• _WHAT YOU ARE ASKED TO DO_: Which lines of the entries below contain the string "puede"? Copy each one.

*** Begin section ***

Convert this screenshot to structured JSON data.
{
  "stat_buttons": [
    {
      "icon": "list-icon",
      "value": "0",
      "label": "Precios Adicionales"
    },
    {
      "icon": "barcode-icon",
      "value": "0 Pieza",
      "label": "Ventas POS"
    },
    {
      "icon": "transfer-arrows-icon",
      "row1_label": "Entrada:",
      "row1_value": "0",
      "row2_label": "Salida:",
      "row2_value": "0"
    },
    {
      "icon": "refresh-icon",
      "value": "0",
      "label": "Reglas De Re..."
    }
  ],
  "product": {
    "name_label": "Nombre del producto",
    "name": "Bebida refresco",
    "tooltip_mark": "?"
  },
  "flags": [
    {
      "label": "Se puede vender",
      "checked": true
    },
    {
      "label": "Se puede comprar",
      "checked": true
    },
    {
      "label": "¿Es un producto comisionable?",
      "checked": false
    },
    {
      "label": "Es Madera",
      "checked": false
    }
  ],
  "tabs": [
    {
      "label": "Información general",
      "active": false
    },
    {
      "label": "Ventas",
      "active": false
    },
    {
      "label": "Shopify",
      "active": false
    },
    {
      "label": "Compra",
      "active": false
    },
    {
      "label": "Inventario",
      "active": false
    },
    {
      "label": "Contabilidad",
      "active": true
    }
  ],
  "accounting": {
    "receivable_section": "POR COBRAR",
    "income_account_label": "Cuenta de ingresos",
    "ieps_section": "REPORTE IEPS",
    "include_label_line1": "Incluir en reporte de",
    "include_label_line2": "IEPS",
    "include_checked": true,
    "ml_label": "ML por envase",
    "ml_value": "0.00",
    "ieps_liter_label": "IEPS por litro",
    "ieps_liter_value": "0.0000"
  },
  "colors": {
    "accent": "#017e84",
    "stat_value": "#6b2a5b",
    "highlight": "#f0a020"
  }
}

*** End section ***

• _RESULT_:
      "label": "Se puede vender",
      "label": "Se puede comprar",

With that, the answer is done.